If you're a designer, you'll probably turn off around about now, but if you aren't then stick along for the ride and learn all about the foundations of design.
Design isn’t just about making things look pretty. It’s really about manipulating and teaching the user how to use your website. The role of a designer is to map out the pathway a user should take so they can fulfil their needs and everyone is happy.
Often, a user won’t even notice this is happening. That’s because design follows a set of rules that we have naturally learnt from visiting hundreds of websites in our lifetimes.
Everything you see on a page is there for a reason, and good design will follow a set of rules referred to as Gestalt principles of design.
Human brains are marvellous in that they can fill in the gaps of an image without having to consciously think about it. If you have ever seen a face in an inanimate object, this is your brain doing just that.

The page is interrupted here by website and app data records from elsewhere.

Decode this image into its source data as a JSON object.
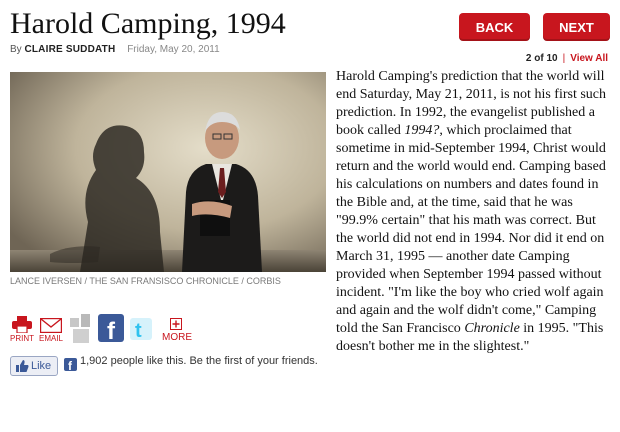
{
  "article": {
    "title": "Harold Camping, 1994",
    "byline_prefix": "By",
    "author": "CLAIRE SUDDATH",
    "date": "Friday, May 20, 2011",
    "photo_credit": "LANCE IVERSEN / THE SAN FRANSISCO CHRONICLE / CORBIS",
    "body": {
      "p1": "Harold Camping's prediction that the world will end Saturday, May 21, 2011, is not his first such prediction. In 1992, the evangelist published a book called ",
      "book_title": "1994?",
      "p2": ", which proclaimed that sometime in mid-September 1994, Christ would return and the world would end. Camping based his calculations on numbers and dates found in the Bible and, at the time, said that he was \"99.9% certain\" that his math was correct. But the world did not end in 1994. Nor did it end on March 31, 1995 — another date Camping provided when September 1994 passed without incident. \"I'm like the boy who cried wolf again and again and the wolf didn't come,\" Camping told the San Francisco ",
      "paper_name": "Chronicle",
      "p3": " in 1995. \"This doesn't bother me in the slightest.\""
    }
  },
  "nav": {
    "back_label": "BACK",
    "next_label": "NEXT",
    "page_count": "2 of 10",
    "view_all": "View All"
  },
  "share": {
    "print_label": "PRINT",
    "email_label": "EMAIL",
    "more_label": "MORE"
  },
  "facebook": {
    "like_label": "Like",
    "like_text": "1,902 people like this. Be the first of your friends."
  },
  "colors": {
    "accent": "#c8161e",
    "facebook": "#3b5998",
    "twitter": "#2fc2ef"
  }
}
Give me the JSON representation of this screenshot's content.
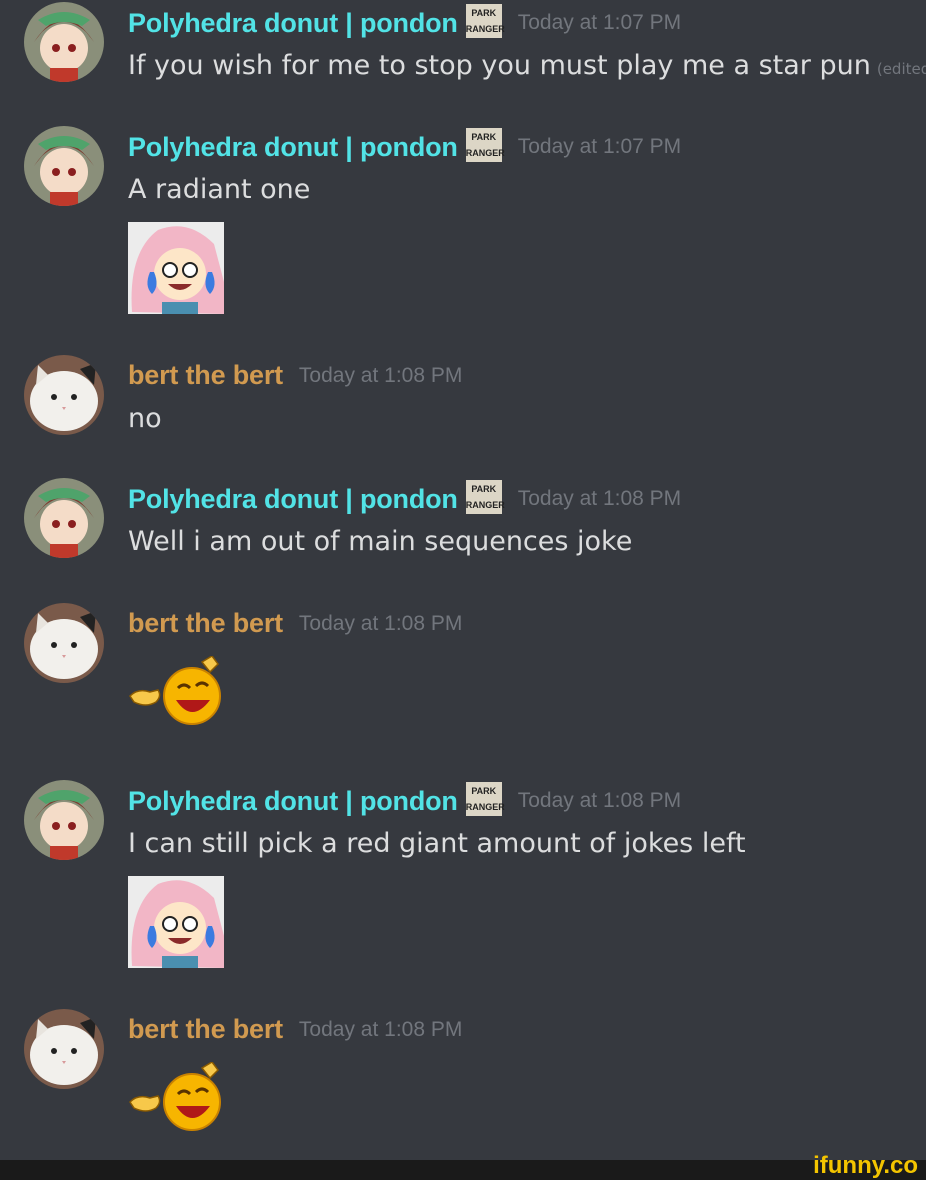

The Gestalt principles are fundamentally based on how our brains work. As you go about your day, your brain is frantically trying to simplify and organise a series of complex images every second – all while you simply sip your coffee!
We are built to look for patterns and structure within everything we look at, subconsciously arranging everything into an organised system in our minds. Designers then use this knowledge to design for the subconscious mind using the following principles:
Figure/ground uses the concept of negative space and contrast. The brain will separate elements into what it considers to be in the foreground and the background. It will take one part of the image and assign it the role of a ‘focal point’, and see the larger area of an image as the background that figure sits upon.
This is often seen in optical illusions, but can be applied to logos and websites. For example, the FedEx logo uses negative space in the logo to create the illusion of an arrow hidden within.
The negative space between the “E” and the “x” makes it appear as though there is an arrow there.
This principle is focused on the idea that the brain tries to group things together. Objects that have close proximity to each other appear to be part of a family. Even if the shapes are identical, their positioning is what makes the user assume the elements are part of a group.
Even though the colour, shape and size are all the same, our brains tell us that these are three separate groups:
This is one of the key ways in which designers “teach” the user how to use the website. This can be done through colour, size and shape. It is safe to assume that the information provided in e.g. circles is of a similar nature and information provided in e.g. squares are of a different nature to the circles.
Continuation, or alignment, is based upon the idea that the human eye will follow the simplest path on a page. Therefore, any important information should fall within that line as it is the first place the user will be looking.
It can be done very subtly as the lines direct the viewer’s eye with either literal lines or shapes that naturally fall in a line. This can be seen typically in flowcharts and infographics but also in eCommerce sites on horizontal sliders showing related products.
Grids are a large part of this alignment. Stemming from the idea of simplicity, the Bauhaus art movement originating in Germany in the early 20th Century began the concept of grids.
Colour is obviously important for brand recognition. As soon as we see the bright golden arches of McDonald’s on a red background we know what it is. These colours weren’t just picked at random though, there is some science behind it.
For example, McDonald’s choice of red and yellow is used because they are warm colours which increase the heart rate and therefore makes you hungrier – and more likely to purchase their food products.
Colour is a lot about emotion. You have to think about who your audience is and what emotions you want your brand to be associated with.
Commonly associated with happiness and confidence. Its warm colours make it good for use in the food industry because it can increase appetite. However, there are age factors to consider. Yellow can make babies more prone to crying, yet teenagers and young adults feel more optimistic around the colour yellow. This then changes again as you reach the older demographic who then associate yellow with fear.
Often used in medical settings and for technology. It has a calmer, serene quality to it and can appear more professional. It also has the opposite effect on appetite and actually suppresses it more.
Purple is associated with wealth, power and success. This stems from the fact that kings used to wear purple as a sign of wealth as it was one of the hardest pigments to dye cloth with – you had to be very rich in order to obtain clothing in that colour. This has carried forward into our subconscious and gives purple the same connotations as it did hundreds of years ago.
Pink is known for its calming qualities. Its effects are so powerful the colours are used in prisons to initially calm inmates. It then also has more stereotypical associations such as love and romance.
Similar to yellow as it is a warm colour, orange conveys emotions of enthusiasm and excitement. It can be used as a more gentle version of yellow as it is more approachable and friendly. Its bright colours also mean it can be used for signs to draw attention or cautions without being as harsh as e.g. red.
Gathering it together
This is just the introduction to design. As you can see there are many elements and a lot of thought that can go behind something that may look relatively simple at first glance. But every brand and website is essentially created via a combination of some of these principles to create the brands and sites you learn to recognise instantly.
If you would like to know more about design, feel free to get in touch with one of our creatives.